When Cambridge Railway Station opened in the 1840s, it brought a new era of industry to the city. Since then, the historic land and buildings surrounding Cambridge Railway Station have witnessed extraordinary change.
But the demise of local enterprises such as the flour mill meant, in recent years, the area had become neglected. Today, its transformation from an unused, derelict site to a prosperous community is almost complete.

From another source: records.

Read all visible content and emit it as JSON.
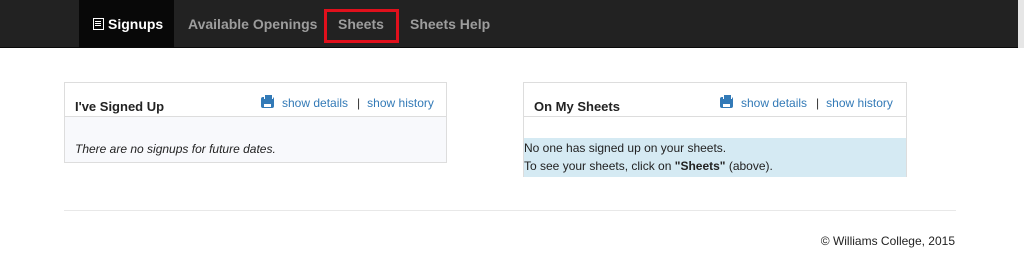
{
  "nav": {
    "signups": "Signups",
    "openings": "Available Openings",
    "sheets": "Sheets",
    "help": "Sheets Help"
  },
  "icons": {
    "nav_signups": "list-icon",
    "print": "print-icon"
  },
  "colors": {
    "navbar": "#222222",
    "link": "#337ab7",
    "highlight": "#e0101c",
    "info_bg": "#d5eaf3"
  },
  "left_panel": {
    "title": "I've Signed Up",
    "show_details": "show details",
    "separator": "|",
    "show_history": "show history",
    "empty_text": "There are no signups for future dates."
  },
  "right_panel": {
    "title": "On My Sheets",
    "show_details": "show details",
    "separator": "|",
    "show_history": "show history",
    "line1": "No one has signed up on your sheets.",
    "line2_pre": "To see your sheets, click on ",
    "line2_bold": "\"Sheets\"",
    "line2_post": " (above)."
  },
  "footer": {
    "copyright": "© Williams College, 2015"
  }
}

CB1 is an attractive gateway to Cambridge, a hub for businesses and an appealing place to live, stay, shop and eat.
But we’re not quite finished yet, so here’s the story so far:
1845 – 2001
Cambridge Station, which opened in 1845, had its heyday as a goods yard when Foster’s Mill was built in 1896. Later owned by Spillers Ltd, and eventually Rank Hovis, the site was vacated for development in 2001.
The site was purchased and cleared for demolition. The CB1 development plan aimed to retain the Mill almost in its entirety, but a fire destroyed a significant part of the building. The development was redesigned to accommodate the remaining part of the building, conserving as many features as possible.
Anglia Ruskin University students were offered an opportunity to explore the new student accommodation.
Meanwhile, Costa Coffee and The Co-operative Food moved into the retail outlets.
Microsoft Research occupied the first of the office buildings at 21 Station Road. The building boasts many high-tech features including engineered shades and high-performance glass to minimise solar gain. It also contains a state-of-the-art lecture theatre.
Artist David Ward staged a temporary light installation using the Mill as a backdrop. ‘Foster’s Mill Firmament' was the first project presented as part of the CB1 public art programme.
Shortly after, the building was enclosed in a full-size printed graphic that shrouded the scaffolding and presented an image of the building to be.
2013 – 2014
Four residential pavilion buildings, ‘The Ceres Apartments,’ which comprise 331 units, were built around a terraced ‘pocket’ park.
22 Station Road, a 68,400 square foot, five-floor office building, was fully let within weeks of completion. The building is now home to the likes of engineering company Mott MacDonald and law firm Birketts.
The railway station interior was completely refurbished with a new ticket office and smart ticket gates, but retains the external Victorian facade.
One Station Square, the landmark address of the CB1 development and now home to the likes of Amazon and Deloitte, opened. Meanwhile, a large part of the square itself opened, and the area’s taxi rank and drop-off facilities became operational.